Could the data below be copied exactly, minus the pictures?

• [Exercise input]:
BEGIN

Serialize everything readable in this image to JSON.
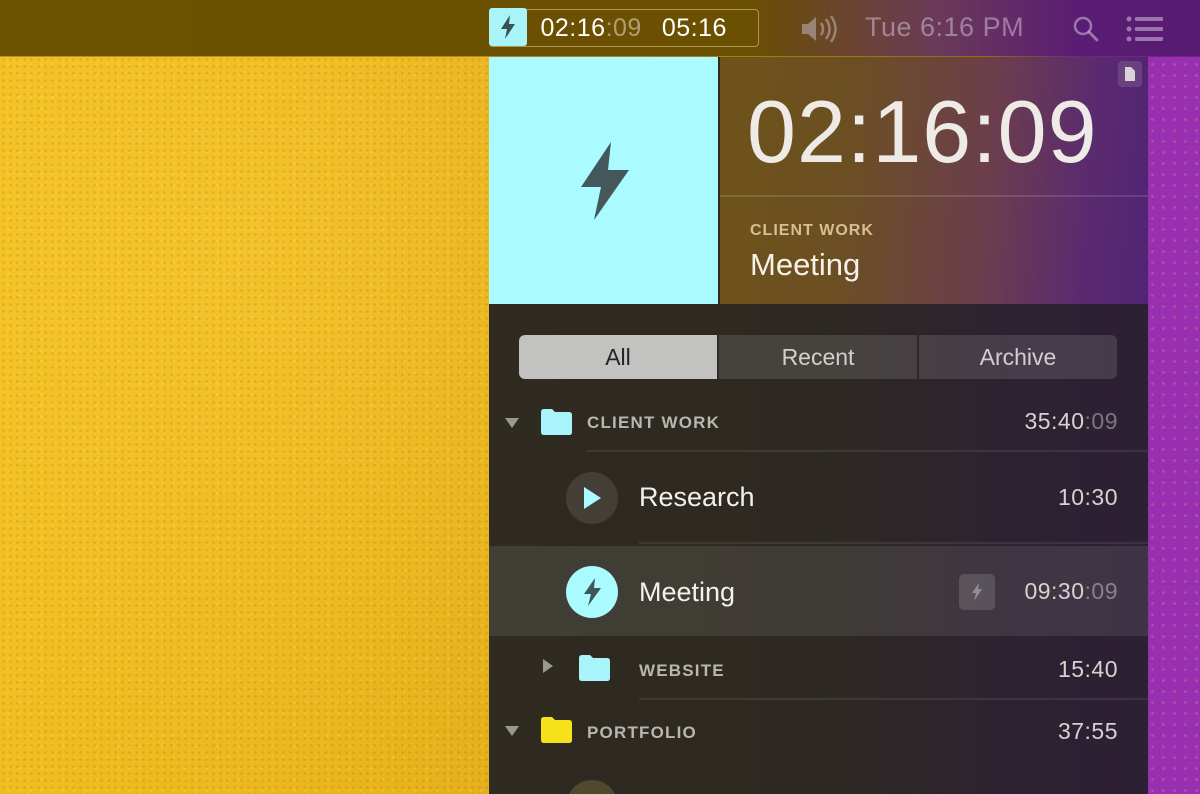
{
  "menubar": {
    "timer_main": "02:16",
    "timer_seconds": ":09",
    "timer_total": "05:16",
    "clock": "Tue 6:16 PM",
    "icons": [
      "bolt-icon",
      "volume-icon",
      "search-icon",
      "list-icon"
    ]
  },
  "hero": {
    "timer": "02:16:09",
    "category": "CLIENT WORK",
    "task": "Meeting",
    "accent": "#a9fbff"
  },
  "tabs": [
    {
      "label": "All",
      "active": true
    },
    {
      "label": "Recent",
      "active": false
    },
    {
      "label": "Archive",
      "active": false
    }
  ],
  "list": {
    "client_work": {
      "label": "CLIENT WORK",
      "time": "35:40",
      "time_seconds": ":09",
      "folder_color": "#a9f3fb"
    },
    "research": {
      "label": "Research",
      "time": "10:30"
    },
    "meeting": {
      "label": "Meeting",
      "time": "09:30",
      "time_seconds": ":09"
    },
    "website": {
      "label": "WEBSITE",
      "time": "15:40",
      "folder_color": "#a9f3fb"
    },
    "portfolio": {
      "label": "PORTFOLIO",
      "time": "37:55",
      "folder_color": "#f6e21a"
    }
  }
}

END

• [Exercise answer]:
Serialize everything readable in this image to JSON.
{
  "menubar": {
    "timer_main": "02:16",
    "timer_seconds": ":09",
    "timer_total": "05:16",
    "clock": "Tue 6:16 PM",
    "icons": [
      "bolt-icon",
      "volume-icon",
      "search-icon",
      "list-icon"
    ]
  },
  "hero": {
    "timer": "02:16:09",
    "category": "CLIENT WORK",
    "task": "Meeting",
    "accent": "#a9fbff"
  },
  "tabs": [
    {
      "label": "All",
      "active": true
    },
    {
      "label": "Recent",
      "active": false
    },
    {
      "label": "Archive",
      "active": false
    }
  ],
  "list": {
    "client_work": {
      "label": "CLIENT WORK",
      "time": "35:40",
      "time_seconds": ":09",
      "folder_color": "#a9f3fb"
    },
    "research": {
      "label": "Research",
      "time": "10:30"
    },
    "meeting": {
      "label": "Meeting",
      "time": "09:30",
      "time_seconds": ":09"
    },
    "website": {
      "label": "WEBSITE",
      "time": "15:40",
      "folder_color": "#a9f3fb"
    },
    "portfolio": {
      "label": "PORTFOLIO",
      "time": "37:55",
      "folder_color": "#f6e21a"
    }
  }
}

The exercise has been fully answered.